Task details:
Word for word, reproduce each entry.

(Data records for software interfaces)
------------

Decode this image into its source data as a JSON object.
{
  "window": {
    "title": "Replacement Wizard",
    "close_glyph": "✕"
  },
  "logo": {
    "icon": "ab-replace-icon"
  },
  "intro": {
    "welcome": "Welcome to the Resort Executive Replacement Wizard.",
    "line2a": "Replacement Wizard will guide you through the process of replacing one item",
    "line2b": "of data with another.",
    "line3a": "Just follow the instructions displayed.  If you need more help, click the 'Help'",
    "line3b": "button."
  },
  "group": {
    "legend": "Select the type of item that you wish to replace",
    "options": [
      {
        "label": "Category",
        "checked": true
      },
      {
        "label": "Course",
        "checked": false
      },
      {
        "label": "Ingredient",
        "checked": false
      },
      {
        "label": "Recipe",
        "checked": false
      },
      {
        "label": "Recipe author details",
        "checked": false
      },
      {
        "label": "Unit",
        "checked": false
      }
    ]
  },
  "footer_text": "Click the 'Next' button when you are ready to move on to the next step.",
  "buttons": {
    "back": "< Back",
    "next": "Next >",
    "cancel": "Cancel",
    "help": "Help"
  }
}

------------

The answer:
Decode this image into its source data as a JSON object.
{
  "window": {
    "title": "Replacement Wizard",
    "close_glyph": "✕"
  },
  "logo": {
    "icon": "ab-replace-icon"
  },
  "intro": {
    "welcome": "Welcome to the Resort Executive Replacement Wizard.",
    "line2a": "Replacement Wizard will guide you through the process of replacing one item",
    "line2b": "of data with another.",
    "line3a": "Just follow the instructions displayed.  If you need more help, click the 'Help'",
    "line3b": "button."
  },
  "group": {
    "legend": "Select the type of item that you wish to replace",
    "options": [
      {
        "label": "Category",
        "checked": true
      },
      {
        "label": "Course",
        "checked": false
      },
      {
        "label": "Ingredient",
        "checked": false
      },
      {
        "label": "Recipe",
        "checked": false
      },
      {
        "label": "Recipe author details",
        "checked": false
      },
      {
        "label": "Unit",
        "checked": false
      }
    ]
  },
  "footer_text": "Click the 'Next' button when you are ready to move on to the next step.",
  "buttons": {
    "back": "< Back",
    "next": "Next >",
    "cancel": "Cancel",
    "help": "Help"
  }
}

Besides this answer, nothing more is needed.